Initially, Bridgham pursued higher education with the intention of coming out a businessman on the other side of four years. It wasn’t until he was studying to be an engineer at the State University at Stony Brook that he discovered his passion for sciences. He didn’t know at the time that he would eventually get to incorporate both.
During his four years there, his friends were members of the student-run volunteer ambulance corps. They introduced him to emergency medicine when he found himself an unwitting witness and participant in the recovery of a classmate’s accidentally severed finger. After seeing the ambulance corps’ response and the eventual role the doctors had in the student’s recovery, Bridgham said, he thought, “That’s what I want to do.”
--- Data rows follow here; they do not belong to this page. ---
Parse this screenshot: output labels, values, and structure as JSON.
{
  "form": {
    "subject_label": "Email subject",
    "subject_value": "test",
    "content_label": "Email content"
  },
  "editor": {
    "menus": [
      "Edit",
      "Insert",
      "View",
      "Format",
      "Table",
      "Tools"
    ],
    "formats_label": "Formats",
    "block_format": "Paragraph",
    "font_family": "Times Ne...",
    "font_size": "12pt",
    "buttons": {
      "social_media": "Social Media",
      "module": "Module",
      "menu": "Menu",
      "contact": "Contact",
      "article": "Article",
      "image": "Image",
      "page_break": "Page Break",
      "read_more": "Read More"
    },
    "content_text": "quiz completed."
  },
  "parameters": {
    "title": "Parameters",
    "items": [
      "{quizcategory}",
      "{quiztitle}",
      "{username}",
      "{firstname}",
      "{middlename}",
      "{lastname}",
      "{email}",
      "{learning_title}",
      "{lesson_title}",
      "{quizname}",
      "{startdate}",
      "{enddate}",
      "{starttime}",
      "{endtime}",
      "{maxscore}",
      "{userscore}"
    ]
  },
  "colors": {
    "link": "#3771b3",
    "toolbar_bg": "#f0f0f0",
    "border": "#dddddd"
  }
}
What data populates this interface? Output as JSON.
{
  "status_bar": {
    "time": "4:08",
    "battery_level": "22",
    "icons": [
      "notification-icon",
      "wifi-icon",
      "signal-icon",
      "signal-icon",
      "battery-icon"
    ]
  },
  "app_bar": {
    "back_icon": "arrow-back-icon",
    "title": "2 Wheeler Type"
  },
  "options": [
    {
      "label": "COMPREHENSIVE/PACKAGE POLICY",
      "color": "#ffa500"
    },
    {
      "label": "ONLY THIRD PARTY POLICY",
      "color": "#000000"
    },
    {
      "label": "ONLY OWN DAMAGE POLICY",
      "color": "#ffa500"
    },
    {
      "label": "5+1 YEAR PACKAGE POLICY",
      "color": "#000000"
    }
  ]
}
He dove in, working as an EMT at the university hospital’s emergency room and eventually becoming chief of the ambulance corps. However, after graduating with a bachelors in biology, he had reservations about his chosen path. He worried that the life of a health professional might not lend to his dreams of having a family and belonging to a community.
The shift toward dentistry happened during a routine visit to his own dentist, who, after chatting, suggested Bridgham give it a try himself.
“I realized that this is well within the same scope and [people] were always saying, ‘What a great smile you have,’ and I loved hearing that from others,” Bridgham said. “I thought one day, ‘What if I could give others a great smile and have a business.’ It all came together.”
He took the next year off to prepare for the dental exam and the eight-year journey through dental school that would follow. He earned his doctorate in dental surgery at the University of Loyola in Chicago. After a general practice residency at the Long Island Jewish Medical Center, he completed three years of orthodontic residency at the Albert Einstein Medical Center in Philadelphia.
Looking back as a married man and father of two sons, Bridgham is content with the path he chose.
Additionally, he said, he’s enjoyed his field due to the advances in technology that have kept it evolving.
“It’s just been extremely rapid,” he added. “I’ve enjoyed staying on top of that curve, which is part of the reason why I brought Dr. Barr in a few years ago, to make sure we can maintain that velocity.”
Barr is also happy to have joined the practice and called Bridgham an “incredible person and a very talented orthodontist.”
“I feel lucky to have the opportunity to become part of the practice and work so harmoniously with someone who has the same treatment philosophy, is so patient-centered and is a great leader,” she said.
She added that Bridgham’s love of the town is evident and that he was a passionate ambassador for Somers when she and her husband were looking for a home in Westchester County.
“I certainly was humbled by the nature of what it means to be citizen of the year in a town that is filled with so many great people,” Bridgham said, adding that he accepts the award, but appreciates it as a cumulative effort of many, particularly his “phenomenal staff” and the many organizations and people that have “fed the sensation of how wonderful” it is to be a part of the Somers community.
“I can’t underemphasize that this award is represented by my family, my staff and just all the people that I’ve met along the way,” he said.